The Story of Antique Drop Earrings
Earrings have been worn for thousands of years, not simply…
A Victorian snake bangle, set with diamonds and rubies, embellished with red guilloche enamel. Circa 1860.
You may have noticed that snakes appear frequently in the jewellery world; coiled around themselves to form a bangle or bracelet; two snakes entwined with each other to create a ring; a snake biting its own tail as a necklace – but what makes the serpent so illustrious and what makes snakes in antique jewellery so collectible?
Stretching as far back as ancient Greece, the snake has remained a popular motif used in many aspects of craftsmanship. Not only does the snake’s flexible body lend itself well to creating numerous shapes, the snake has gained various meanings in different civilisations across the world. The Egyptians viewed the snake as a symbol of royalty and divine authority. An upright cobra (or Uraeus) can be seen on Tutankhamun’s death mask, symbolising Wadjet – the serpent goddess.
King Tutankhamun’s mask, bearing a cobra to the forehead.
Similarly, the Ouroboros – the depiction of a snake or serpent eating its own tail – was first discovered in ancient Egyptian iconography, and was later adopted by alchemists. It is commonly perceived to symbolise the cycle of life, death and rebirth.
One of the earliest known appearances of the Ouroboros, shown here on a shrine enclosing Tutankhamun’s sarcophagus.
In more recent times, in 1839, Queen Victoria became engaged to Prince Albert. His choice of engagement ring was a snake; decorated with rubies for the eyes, diamonds for the mouth, and an emerald set within the head, representing the Queen’s own birthstone. This symbol of everlasting love and eternity catapulted the snake into popularity amongst the general public.
Queen Victoria’s engagement ring, as designed by Prince Albert. It is thought that the ring was buried with Queen Victoria.
Now a fast-growing fashion trend in England (and later Europe), the snake had begun to become the must-have jewellery accessory. As Queen Victoria was seen out in public, jewellery manufacturers started to emulate the monarch and produced coiled snake rings, cuff bracelets and flexible necklaces. Soon it was acknowledged that giving a piece of snake jewellery was to signify eternal love, and happiness. Snakes in antique jewellery are something worth keeping an eye out for because they’re both collectible and desirable.
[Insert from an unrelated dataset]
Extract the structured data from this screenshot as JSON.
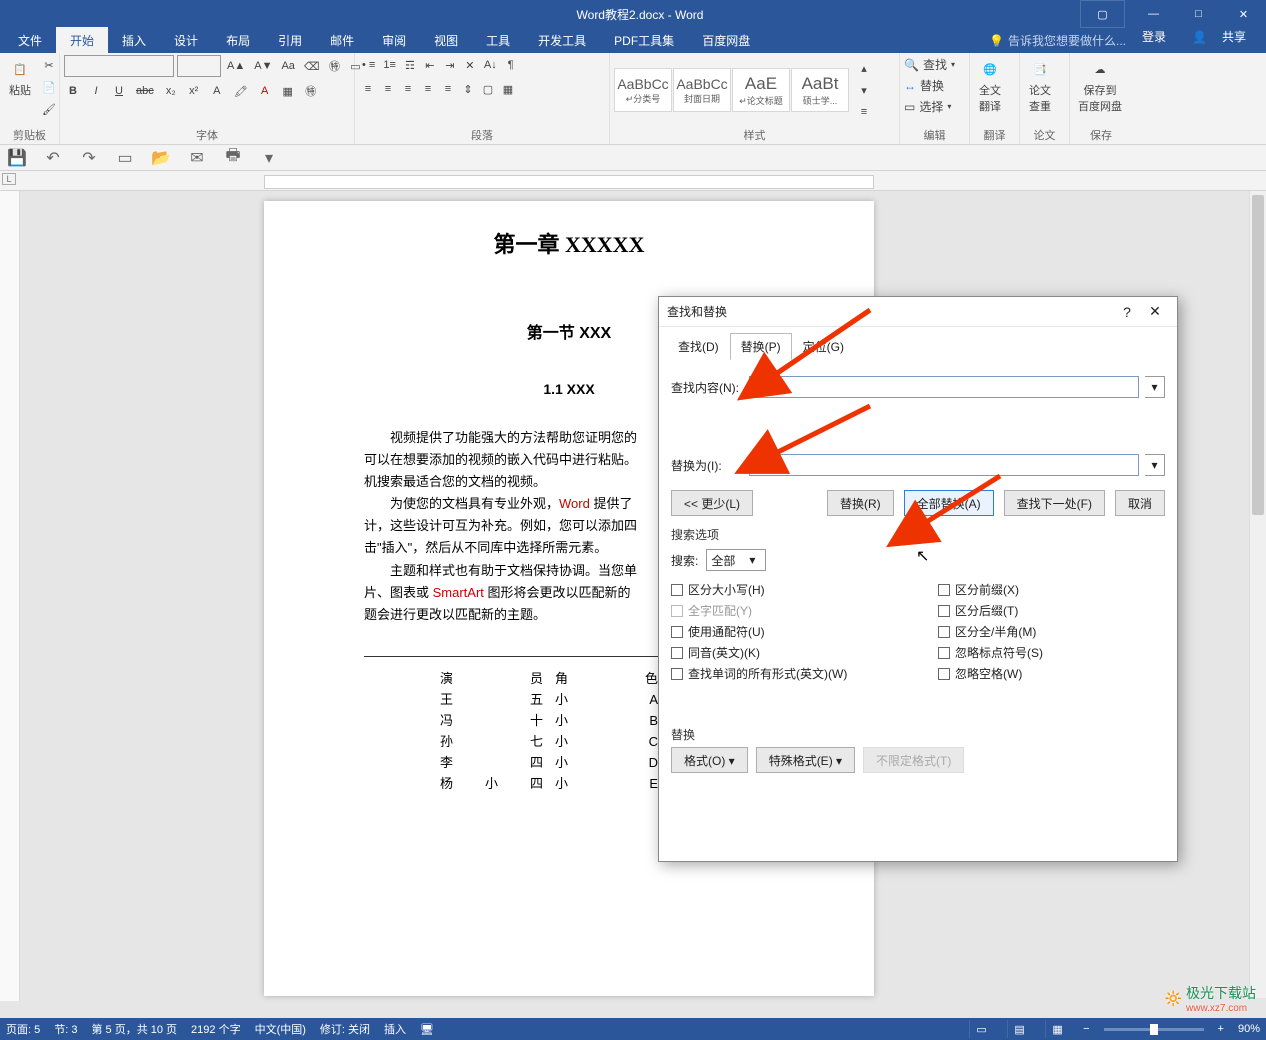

An antique blue enamel snake necklace, set with pearls and diamonds, with a free-hanging heart pendant. Circa 1860.
It’s not just snakes in antique jewellery that have jewellery lovers all excited! The 20th Century saw many prestigious design houses contribute to snake jewellery; Cartier famously created an exquisite diamond necklace for Mexican actress Maria Felix in the year 1919. The platinum collar took many months of hard work and skilled craftsmanship to produce. Maria’s love of reptiles led her to commission more snake pieces, including the iconic reversible serpent necklace that remained in her collection shortly before her death in 2002.
This later piece, completed in the 1960’s, was a masterpiece of design; it measured 22 inches long, and was adorned with over 2,400 brilliant and baguette-cut diamonds weighing a total of 178.21 carats. The reverse was beautifully enamelled in blue, green and red to represent scales.
A pair of the actress’s gold and turquoise coiled snake hoop earrings fetched over 45,000 USD in a sale held by Christie’s New York auction house in 2007.
Throughout the years, snake and serpent pieces have remained popular and highly collectable amongst jewellery lovers. They are as appealing today as they always have been, catering to all generations and markets across the world. Luxury designer houses such as Bulgari continue to produce snake jewellery to this day under the collection name “Serpenti”, including their infamous gem-set and diamond-studded bangles and wristwatches.
Buying snake jewellery in today’s market is exciting, due to the sheer variety of designs, periods and materials available to us. There is no doubt that whatever your tastes or preferences, there is a snake piece out there that will fit right in with your style.
A vintage gold snake bracelet, set with citrine, available with matching necklace. Circa 1970.
So, whether the slithering reptile symbolises something significant to you, or whether you simply enjoy the aesthetic, consider adding a snake or two to your jewellery box. They have proved themselves to be utterly timeless, and will undoubtedly remain so for many years to come.